If the plan goes beyond this post, I'll be sure to post a picture of the finished product.

Wednesday, April 13, 2011


"Hanna" is an action thriller starring Saoirse Ronan (star of "Lovely Bones") as the titular character, Eric Bana as her father, Erik Heller, and Cate Blanchett as Marissa Wiegler, a corrupt CIA agent. Hanna is a 16-year old girl raised in the wilds of Finland and trained in all types of mortal combat by her father, in preparation of making her the perfect assassin. Since childhood, Erik has prepared Hanna for the day when she will meet, and ultimately kill, Marissa Wiegler. When Hanna decides that day has finally arrived, she informs her father, who presents her with a tracking device or transmitter which Hanna must activate to send a signal informing Marissa of her whereabouts and therefore, begin the chase.

The balance of the movie focuses on Hanna's mission to kill Marissa and reunite with her father, while using flashbacks to reveal the events which shaped Hanna's life and that of her mother, as well as Marissa Wiegler and Erik Heller's roles in that story.

While I enjoyed the movie, the fight sequences were very cool, I must say the movie had alot (alot) of lulls in the action. It didn't have a steady stream of action, on par with - let's say - one of the Bourne movies. Saoirse Ronan's performance as Hanna was impressive though. While she was admirable in conveying the cold, almost robotic, expression which you'd expect from a heartless assassin, it was the scenes where she expressed real emotion where she truly shined, such as the mixture of fascination and fear she conveys when exposed to electricity, a modern convenience which 'til then was completely foreign to her or the look of pure pleasure when Hanna hears music for the first time in her life.

In Gratitude

As I've mentioned before, my oldest nephew, Anthony, served in Iraq while in the Army.
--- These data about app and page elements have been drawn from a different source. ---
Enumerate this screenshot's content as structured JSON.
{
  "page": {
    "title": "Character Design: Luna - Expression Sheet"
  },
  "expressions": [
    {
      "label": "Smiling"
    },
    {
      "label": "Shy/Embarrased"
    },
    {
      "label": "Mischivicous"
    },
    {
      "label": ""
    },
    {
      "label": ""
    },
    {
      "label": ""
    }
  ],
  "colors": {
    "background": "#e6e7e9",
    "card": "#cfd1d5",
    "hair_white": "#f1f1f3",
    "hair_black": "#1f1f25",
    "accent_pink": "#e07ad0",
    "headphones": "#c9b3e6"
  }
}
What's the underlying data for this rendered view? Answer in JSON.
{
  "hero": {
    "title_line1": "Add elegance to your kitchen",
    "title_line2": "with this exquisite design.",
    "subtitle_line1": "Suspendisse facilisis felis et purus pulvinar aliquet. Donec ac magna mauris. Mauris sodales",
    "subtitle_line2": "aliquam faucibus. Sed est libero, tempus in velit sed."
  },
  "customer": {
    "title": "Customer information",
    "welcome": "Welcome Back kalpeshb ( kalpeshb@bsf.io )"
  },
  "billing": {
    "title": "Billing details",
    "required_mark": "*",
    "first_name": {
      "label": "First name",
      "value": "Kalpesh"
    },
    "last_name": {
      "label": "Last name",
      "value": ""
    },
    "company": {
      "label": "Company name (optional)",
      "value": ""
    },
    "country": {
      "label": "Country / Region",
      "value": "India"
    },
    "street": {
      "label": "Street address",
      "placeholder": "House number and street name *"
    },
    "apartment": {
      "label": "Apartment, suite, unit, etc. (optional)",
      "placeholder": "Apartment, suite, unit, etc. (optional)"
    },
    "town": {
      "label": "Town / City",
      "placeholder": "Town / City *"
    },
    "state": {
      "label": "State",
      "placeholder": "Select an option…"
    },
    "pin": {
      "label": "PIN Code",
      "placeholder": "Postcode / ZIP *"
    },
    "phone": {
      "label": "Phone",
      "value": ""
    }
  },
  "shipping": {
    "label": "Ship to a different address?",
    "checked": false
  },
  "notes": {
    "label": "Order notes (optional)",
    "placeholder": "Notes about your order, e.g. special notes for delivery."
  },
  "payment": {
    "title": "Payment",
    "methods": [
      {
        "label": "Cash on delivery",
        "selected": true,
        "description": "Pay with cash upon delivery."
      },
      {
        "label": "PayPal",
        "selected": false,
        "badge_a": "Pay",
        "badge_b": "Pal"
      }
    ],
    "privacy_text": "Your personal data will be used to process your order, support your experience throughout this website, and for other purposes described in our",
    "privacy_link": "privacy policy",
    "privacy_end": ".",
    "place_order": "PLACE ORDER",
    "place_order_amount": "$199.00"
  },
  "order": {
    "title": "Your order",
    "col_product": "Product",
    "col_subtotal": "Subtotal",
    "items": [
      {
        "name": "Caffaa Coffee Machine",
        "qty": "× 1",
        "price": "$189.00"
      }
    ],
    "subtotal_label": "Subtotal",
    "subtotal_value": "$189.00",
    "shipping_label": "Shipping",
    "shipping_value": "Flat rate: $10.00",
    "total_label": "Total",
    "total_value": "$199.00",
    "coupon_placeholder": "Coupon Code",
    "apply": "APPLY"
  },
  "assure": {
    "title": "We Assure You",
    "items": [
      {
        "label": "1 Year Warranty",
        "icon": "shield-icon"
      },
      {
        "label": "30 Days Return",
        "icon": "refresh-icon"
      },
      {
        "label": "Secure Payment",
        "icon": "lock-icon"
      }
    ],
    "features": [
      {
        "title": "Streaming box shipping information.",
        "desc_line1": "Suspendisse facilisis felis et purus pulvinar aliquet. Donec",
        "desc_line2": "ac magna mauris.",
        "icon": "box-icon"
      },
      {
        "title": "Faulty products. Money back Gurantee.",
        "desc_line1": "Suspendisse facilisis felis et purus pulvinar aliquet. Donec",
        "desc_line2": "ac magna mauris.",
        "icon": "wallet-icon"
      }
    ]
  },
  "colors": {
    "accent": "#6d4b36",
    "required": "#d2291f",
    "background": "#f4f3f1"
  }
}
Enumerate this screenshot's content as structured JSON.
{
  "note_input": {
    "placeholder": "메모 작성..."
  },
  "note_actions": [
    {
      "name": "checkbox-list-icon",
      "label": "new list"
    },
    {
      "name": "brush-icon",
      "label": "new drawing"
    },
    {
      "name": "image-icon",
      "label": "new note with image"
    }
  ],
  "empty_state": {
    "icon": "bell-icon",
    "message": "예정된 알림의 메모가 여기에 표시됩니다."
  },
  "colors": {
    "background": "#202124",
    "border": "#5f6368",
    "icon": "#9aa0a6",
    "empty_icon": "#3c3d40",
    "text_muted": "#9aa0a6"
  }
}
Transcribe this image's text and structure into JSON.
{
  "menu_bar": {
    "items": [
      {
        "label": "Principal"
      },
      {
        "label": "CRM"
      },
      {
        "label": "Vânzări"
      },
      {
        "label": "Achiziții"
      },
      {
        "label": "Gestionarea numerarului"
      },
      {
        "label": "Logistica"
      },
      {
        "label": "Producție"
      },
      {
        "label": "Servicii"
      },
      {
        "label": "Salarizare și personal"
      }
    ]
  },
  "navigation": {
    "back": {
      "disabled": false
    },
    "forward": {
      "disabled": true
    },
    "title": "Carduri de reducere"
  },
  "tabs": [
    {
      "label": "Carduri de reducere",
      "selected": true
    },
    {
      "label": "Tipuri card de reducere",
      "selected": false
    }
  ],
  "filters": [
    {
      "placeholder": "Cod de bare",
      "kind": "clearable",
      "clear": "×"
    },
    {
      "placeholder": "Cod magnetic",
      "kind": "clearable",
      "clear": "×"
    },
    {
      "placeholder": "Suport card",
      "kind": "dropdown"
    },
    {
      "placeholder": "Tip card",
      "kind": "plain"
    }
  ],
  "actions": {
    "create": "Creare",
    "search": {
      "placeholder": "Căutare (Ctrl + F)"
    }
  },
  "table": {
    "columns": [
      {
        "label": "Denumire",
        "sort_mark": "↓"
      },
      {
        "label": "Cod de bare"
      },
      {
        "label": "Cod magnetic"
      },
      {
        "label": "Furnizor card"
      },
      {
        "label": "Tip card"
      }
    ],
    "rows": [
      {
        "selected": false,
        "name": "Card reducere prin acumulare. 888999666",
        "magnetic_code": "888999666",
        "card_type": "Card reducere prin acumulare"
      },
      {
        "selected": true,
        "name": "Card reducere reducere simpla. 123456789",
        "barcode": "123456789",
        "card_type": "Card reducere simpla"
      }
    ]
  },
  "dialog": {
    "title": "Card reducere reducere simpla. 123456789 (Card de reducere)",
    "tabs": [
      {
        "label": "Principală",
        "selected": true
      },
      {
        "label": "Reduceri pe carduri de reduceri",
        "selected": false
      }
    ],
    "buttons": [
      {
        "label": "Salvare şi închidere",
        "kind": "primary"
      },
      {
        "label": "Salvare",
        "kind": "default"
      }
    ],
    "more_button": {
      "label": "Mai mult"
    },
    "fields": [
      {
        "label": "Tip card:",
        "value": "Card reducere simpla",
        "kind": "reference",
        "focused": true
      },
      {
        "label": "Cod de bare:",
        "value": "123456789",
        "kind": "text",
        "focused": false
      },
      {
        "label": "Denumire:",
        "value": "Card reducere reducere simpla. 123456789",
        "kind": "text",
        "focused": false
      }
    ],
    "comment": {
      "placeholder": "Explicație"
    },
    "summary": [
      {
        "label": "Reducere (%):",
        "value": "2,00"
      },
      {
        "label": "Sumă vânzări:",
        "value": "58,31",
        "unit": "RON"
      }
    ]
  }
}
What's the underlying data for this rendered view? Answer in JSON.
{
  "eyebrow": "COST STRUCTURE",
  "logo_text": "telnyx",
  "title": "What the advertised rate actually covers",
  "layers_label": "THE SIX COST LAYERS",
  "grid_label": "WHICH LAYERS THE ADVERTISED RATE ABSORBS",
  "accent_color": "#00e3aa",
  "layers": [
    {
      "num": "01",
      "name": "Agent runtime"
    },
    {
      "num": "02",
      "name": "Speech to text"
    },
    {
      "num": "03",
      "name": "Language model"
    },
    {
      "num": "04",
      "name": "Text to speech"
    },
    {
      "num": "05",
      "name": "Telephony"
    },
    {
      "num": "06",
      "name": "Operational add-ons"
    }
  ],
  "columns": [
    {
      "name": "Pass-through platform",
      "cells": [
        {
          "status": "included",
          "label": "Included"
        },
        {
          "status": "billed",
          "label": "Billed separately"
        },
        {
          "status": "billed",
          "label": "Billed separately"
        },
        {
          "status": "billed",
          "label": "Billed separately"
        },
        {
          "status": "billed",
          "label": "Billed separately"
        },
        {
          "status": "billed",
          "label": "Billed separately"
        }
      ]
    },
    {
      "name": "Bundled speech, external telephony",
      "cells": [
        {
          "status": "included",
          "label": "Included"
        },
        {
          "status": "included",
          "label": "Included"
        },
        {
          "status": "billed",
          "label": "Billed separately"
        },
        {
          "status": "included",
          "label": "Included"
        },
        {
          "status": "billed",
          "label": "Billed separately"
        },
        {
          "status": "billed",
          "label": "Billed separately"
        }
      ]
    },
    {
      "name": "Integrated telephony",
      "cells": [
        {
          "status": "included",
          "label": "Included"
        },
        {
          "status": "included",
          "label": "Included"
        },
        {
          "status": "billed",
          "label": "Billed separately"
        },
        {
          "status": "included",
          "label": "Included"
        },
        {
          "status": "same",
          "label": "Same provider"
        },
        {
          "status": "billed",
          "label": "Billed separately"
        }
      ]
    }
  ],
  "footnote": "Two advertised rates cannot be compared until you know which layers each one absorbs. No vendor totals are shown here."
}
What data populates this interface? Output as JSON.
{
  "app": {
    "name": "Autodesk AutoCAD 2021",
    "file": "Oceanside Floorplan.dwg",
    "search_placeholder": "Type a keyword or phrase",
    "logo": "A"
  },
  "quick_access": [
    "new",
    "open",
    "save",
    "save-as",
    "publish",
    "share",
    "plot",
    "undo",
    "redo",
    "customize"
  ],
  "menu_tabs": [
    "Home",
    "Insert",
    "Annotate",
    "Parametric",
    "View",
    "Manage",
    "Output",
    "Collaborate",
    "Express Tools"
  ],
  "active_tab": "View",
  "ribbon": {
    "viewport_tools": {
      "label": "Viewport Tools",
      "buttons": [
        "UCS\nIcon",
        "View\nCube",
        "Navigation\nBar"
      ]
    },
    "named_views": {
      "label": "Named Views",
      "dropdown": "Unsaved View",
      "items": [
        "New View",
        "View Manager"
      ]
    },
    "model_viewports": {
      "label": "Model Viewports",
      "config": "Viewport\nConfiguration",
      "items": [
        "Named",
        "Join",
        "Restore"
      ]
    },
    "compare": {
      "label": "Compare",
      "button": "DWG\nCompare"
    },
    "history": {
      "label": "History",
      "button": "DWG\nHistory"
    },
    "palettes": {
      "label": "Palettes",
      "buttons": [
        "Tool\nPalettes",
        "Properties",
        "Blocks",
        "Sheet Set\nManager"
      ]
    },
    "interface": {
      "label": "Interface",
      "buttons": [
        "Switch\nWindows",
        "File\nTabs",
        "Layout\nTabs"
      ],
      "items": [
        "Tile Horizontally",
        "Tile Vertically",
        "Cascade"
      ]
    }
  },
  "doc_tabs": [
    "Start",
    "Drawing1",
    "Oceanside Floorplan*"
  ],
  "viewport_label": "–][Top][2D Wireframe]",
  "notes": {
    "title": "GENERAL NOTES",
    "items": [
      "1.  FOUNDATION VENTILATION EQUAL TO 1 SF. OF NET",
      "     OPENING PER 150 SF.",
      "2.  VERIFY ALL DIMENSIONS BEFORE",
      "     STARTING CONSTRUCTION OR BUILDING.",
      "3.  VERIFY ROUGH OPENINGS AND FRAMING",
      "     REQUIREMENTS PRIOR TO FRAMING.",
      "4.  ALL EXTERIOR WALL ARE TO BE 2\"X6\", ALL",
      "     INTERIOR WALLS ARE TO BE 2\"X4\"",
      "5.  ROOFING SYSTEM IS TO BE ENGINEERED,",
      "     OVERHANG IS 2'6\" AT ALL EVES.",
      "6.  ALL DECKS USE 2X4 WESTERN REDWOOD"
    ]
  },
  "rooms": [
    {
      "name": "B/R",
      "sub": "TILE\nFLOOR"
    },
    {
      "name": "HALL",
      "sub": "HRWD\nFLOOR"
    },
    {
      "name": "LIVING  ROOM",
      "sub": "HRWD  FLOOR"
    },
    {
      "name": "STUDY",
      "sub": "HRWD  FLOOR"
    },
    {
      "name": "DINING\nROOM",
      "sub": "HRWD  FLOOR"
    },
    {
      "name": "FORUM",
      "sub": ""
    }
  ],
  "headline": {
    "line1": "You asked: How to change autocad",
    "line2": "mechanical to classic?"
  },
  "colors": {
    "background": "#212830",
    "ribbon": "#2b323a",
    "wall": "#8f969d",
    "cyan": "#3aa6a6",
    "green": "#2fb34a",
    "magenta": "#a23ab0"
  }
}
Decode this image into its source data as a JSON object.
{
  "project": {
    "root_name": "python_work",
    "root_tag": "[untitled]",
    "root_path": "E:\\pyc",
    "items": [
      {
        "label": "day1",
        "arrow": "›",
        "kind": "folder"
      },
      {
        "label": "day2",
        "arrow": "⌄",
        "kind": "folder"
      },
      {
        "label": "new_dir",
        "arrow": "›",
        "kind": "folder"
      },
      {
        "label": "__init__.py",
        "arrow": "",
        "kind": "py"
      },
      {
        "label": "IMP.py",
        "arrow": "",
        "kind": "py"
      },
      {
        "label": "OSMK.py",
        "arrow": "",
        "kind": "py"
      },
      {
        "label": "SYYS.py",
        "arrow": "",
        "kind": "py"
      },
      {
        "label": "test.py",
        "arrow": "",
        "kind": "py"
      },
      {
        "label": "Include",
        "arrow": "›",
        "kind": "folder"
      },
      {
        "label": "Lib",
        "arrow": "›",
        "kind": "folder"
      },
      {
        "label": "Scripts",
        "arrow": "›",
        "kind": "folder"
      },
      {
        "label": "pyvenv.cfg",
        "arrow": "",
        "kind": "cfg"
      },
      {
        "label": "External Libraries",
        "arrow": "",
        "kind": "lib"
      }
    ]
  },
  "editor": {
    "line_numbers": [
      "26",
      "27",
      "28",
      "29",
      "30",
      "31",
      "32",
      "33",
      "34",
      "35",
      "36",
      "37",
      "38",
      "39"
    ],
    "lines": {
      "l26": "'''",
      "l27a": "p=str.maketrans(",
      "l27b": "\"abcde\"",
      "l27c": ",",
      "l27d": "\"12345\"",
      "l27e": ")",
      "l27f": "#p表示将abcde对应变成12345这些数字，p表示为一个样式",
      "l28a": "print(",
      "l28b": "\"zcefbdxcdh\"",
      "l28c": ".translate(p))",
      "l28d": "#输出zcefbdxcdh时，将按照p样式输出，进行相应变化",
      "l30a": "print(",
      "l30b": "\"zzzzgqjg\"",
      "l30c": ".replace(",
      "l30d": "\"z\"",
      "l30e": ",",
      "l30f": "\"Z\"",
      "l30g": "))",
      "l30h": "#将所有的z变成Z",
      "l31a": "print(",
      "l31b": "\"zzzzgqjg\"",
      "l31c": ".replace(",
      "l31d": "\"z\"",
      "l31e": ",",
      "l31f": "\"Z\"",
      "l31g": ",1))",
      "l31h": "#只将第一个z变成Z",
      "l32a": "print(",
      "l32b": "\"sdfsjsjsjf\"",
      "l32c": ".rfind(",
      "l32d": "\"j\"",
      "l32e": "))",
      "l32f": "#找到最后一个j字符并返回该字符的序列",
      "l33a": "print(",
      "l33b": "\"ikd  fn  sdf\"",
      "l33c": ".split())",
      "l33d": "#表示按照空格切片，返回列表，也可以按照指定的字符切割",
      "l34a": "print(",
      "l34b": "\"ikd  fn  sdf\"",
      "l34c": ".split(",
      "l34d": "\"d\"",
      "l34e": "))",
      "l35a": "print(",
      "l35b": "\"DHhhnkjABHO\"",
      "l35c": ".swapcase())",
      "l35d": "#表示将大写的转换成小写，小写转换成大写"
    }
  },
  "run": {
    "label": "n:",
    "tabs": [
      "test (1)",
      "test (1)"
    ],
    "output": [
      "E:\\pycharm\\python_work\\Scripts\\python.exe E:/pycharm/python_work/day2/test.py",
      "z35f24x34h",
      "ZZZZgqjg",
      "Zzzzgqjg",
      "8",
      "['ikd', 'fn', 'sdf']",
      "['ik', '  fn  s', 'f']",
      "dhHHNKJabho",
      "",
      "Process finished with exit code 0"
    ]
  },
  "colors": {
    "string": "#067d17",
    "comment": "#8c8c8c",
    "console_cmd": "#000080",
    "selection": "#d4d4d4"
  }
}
With heartfelt gratitude to God, I can say that while he still struggles to cope with the psychological effects of having lived in a war zone and seeing his friends maimed or killed, he's adjusting and slowly finding peace. He's working, in college, a new dad to a cute puppy, and a proud new homeowner. It's with that gratitude in mind that I decided to reach out and try to help - even in a miniscule way - other soldiers still in harms way.

While Anthony was in Iraq, I used to send him regular letters and care packages with little comforts from home and words of encouragement and love to keep his spirits up. Unfortunately, not all soldiers are lucky enough to have that support system, so I searched online for organizations offering help to our troops and found and the Care Package Project.

With the help of individual donations and volunteers across the country, they ship over 1200 care packages four times a year. To date they have sent nearly 28,000 packages to 20,000 Marines who might not be receiving mail or packages from home. The list of needed items includes such basic items as baby wipes for personal hygiene, sunblock, liquid hand sanitizer, deodorant, as well as snack items such as gum, nuts, power bars, etc.

Not surprisingly one of the items on the "most requested list" is letters of support, so in addition to the above items, I also wrote a couple of letters letting each soldier know how much their service means to me.

So, whether you have a loved one that served in the Armed Forces or is currently serving, whether you're for or against our troops being in Iraq or Afghanistan, remember above all else that these are young American men and women, far from home and family, risking their very lives to serve their country, who need nothing more than a kind word and a little encouragement to see them through the days of darkness until they can, God willingly, return to the loving arms of their friends and family. In short, make a donation or, even better, simply write a letter and touch someone's life.